Top of Records for this task

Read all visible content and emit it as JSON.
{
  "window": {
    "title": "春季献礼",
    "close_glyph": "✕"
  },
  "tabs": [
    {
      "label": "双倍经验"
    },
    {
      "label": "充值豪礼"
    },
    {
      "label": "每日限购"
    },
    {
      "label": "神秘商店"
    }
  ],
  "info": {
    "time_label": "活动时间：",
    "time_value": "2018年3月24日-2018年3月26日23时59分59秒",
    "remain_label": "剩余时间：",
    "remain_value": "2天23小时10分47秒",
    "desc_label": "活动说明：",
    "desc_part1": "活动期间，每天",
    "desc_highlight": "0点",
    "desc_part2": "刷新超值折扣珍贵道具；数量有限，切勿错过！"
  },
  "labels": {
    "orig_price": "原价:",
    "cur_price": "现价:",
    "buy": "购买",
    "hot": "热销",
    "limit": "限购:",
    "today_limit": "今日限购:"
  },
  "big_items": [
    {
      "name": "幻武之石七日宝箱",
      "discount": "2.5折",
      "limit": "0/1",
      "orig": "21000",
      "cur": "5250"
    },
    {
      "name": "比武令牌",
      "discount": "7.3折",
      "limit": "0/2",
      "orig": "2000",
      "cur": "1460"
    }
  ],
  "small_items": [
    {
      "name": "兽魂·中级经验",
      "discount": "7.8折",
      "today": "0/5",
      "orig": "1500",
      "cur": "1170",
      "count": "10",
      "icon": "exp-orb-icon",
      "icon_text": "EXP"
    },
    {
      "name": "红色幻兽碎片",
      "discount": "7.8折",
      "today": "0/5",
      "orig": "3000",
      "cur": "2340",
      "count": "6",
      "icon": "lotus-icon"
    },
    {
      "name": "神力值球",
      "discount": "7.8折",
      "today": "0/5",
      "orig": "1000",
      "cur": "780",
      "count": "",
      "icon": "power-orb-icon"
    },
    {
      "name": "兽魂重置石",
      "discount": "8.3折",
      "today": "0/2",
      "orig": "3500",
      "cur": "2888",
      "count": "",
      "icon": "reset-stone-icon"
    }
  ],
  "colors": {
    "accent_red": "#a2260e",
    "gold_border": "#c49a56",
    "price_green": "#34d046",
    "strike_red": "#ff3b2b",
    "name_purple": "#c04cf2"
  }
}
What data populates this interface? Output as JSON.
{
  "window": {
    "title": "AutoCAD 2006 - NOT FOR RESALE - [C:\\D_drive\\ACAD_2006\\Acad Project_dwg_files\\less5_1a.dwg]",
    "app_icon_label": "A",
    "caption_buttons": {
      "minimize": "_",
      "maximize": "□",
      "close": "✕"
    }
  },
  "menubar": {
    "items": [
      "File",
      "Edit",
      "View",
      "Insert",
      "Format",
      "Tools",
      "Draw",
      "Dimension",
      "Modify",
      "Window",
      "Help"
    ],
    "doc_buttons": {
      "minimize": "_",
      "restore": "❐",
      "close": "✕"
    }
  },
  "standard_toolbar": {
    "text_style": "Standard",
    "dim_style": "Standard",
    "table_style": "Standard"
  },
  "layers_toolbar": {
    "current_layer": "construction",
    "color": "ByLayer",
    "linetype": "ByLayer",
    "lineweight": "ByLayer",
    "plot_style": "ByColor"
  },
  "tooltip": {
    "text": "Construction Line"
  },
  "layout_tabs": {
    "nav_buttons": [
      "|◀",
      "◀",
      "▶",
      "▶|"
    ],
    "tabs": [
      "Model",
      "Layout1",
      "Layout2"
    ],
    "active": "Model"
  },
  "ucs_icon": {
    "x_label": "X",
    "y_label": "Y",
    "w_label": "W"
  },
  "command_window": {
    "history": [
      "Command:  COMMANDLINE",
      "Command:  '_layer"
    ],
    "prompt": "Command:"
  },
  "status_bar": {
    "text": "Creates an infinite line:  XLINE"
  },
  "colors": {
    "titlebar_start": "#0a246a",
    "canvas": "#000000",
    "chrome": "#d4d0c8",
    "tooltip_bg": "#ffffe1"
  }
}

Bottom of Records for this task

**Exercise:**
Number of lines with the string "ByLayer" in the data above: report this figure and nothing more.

**Response to the exercise:**
3